To the editors,
I am writing to comment on K. Ostberg’s article (August 20) and C. Pecciotto’s letter (September 10) on the Critical Mass bicycle movement. Bicycling in cities is fun! I’ve been doing it for about 30 years, in Boston, Paris, and Chicago, for pleasure, commuting, and errands. I too enjoy industrial tourism and find that traveling by bicycle is an ideal pace for really seeing both urban and rural environments.
However, you don’t have to break the traffic laws to do this. I frequently ride with the Evanston Bicycle Club in the city and suburbs, and we always obey traffic lights, signal our turns, and ride with the traffic, not against it. The main reason that I obey traffic laws is for my own survival. Car drivers expect to see other cars, but they don’t expect to see bicycles. So I have found that the best way to avoid getting hit by a car on a bicycle is by behaving as closely as possible like a car. This includes using lights at night, obeying the traffic laws, and not weaving among parked and moving cars. I’ve only been hit once, by a driver who had the setting sun shining directly into her eyes, and my helmet saved my brains.
Like every automobile driver, every cyclist can make a mistake. If I were to get in the habit of running red lights because I think when I can see that no cars are coming, someday my reflexes would fail me. Someday when I’m tired, I would run that red light, a sleepy or drunk driver would be coming down the cross street, see the green light, expect the intersection to be clear, and plow right into me. The reason that all auto drivers should obey traffic laws and drive defensively is that none of them is perfect, and it keeps them alive. Exactly the same logic applies to us cyclists.

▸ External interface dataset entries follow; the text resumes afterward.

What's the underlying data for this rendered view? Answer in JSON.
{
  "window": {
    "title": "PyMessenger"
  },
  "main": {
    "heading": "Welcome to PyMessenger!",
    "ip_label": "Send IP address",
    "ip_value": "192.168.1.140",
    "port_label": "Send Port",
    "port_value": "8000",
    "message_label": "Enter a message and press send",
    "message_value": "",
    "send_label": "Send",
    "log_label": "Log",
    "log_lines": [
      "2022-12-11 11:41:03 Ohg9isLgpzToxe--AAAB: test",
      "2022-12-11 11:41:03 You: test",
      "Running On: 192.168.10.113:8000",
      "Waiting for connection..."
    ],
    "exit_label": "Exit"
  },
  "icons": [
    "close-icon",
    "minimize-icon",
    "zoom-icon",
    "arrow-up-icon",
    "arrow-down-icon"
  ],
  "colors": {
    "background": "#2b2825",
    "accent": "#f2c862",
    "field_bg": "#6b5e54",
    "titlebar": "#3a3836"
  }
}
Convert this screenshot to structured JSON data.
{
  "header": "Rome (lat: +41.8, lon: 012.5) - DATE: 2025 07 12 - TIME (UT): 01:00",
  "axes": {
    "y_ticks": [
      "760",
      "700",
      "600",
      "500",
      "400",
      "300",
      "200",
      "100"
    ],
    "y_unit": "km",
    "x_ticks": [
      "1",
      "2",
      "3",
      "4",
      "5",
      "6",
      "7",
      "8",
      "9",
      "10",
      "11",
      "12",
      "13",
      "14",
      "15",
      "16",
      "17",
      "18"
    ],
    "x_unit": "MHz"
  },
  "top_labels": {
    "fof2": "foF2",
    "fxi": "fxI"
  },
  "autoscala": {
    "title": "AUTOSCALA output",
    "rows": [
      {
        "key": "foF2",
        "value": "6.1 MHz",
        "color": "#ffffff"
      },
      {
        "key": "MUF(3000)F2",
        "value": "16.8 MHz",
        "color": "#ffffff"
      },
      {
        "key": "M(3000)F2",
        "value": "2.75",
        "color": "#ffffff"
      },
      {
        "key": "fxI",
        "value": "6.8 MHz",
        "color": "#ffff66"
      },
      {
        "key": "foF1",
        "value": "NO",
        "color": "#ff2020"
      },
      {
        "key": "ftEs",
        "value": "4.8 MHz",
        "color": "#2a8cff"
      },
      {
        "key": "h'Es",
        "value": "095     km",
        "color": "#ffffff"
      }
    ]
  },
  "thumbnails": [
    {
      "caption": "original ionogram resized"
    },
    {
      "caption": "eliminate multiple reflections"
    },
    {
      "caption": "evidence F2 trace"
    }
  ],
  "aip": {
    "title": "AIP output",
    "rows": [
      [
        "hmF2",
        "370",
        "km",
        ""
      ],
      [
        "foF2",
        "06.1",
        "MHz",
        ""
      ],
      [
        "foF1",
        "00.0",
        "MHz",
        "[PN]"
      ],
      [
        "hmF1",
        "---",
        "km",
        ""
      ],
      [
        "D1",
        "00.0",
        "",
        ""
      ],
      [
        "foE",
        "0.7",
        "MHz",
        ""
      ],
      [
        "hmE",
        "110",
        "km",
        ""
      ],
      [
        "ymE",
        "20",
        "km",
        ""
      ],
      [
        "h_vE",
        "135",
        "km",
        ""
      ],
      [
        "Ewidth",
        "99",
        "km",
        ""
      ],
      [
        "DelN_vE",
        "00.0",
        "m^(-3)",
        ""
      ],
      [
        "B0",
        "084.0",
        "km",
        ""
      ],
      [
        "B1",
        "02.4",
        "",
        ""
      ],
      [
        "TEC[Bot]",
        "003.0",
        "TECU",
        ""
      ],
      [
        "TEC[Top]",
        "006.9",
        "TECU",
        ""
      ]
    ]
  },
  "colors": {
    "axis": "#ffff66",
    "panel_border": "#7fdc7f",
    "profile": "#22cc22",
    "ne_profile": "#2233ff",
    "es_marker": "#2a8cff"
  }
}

I also obey the laws to communicate a desire for mutual respect with and from car drivers. The most respect from drivers that I have ever experienced was in Great Britain. There cyclists actually get ticketed by police for running stop signs or riding at night without lights. But car drivers treat cyclists with courtesy, exactly as they would other drivers. In Britain, I have bicycled in fast rush-hour traffic on narrow four-lane highways. Even on the two-lane roundabouts I felt completely safe.
Obviously, we don’t get the same level of respect here in the U.S. of A. But it’s not obvious to me that the best way of changing this situation is by inconveniencing tired and grumpy commuters. Civil disobedience is a powerful tactic in desperate circumstances. Civil disobedience is eminently appropriate for bringing attention to racial discrimination, to police brutality, to executions of innocent people, to economic blockades of impoverished children, to unjust wars. But our mediocre environment for cycling just doesn’t feel like the same level of injustice to me. Don’t get me wrong–of all of the injustices listed in this paragraph, the mediocre cycling environment is the only one that I experience personally.
But I worry that Critical Mass will alienate rather than increase support for cyclists’ rights and facilities. I respect the idealism and activism behind Critical Mass, and I understand the righteous and impatient anger that fuels it. But I think that it would be more effective to channel these emotions to other tactics, such as supporting the work of League of Illinois Bicyclists and the Chicagoland Bicycle Federation. These young organizations have made a difference already. If the terrible precedent of the Boub decision [see earlier articles in the Reader in 1998 and 1999 by Jeff Balch] is to be overruled by the Illinois legislature, it will be because of their efforts.
And to have fun, we don’t have to block traffic. (Nor do we have to scare pedestrians out of their wits on the lakefront recreational path, as do some really self-centered hot-rod cyclists–who probably never ride with Critical Mass.)
A. Christopher Wilson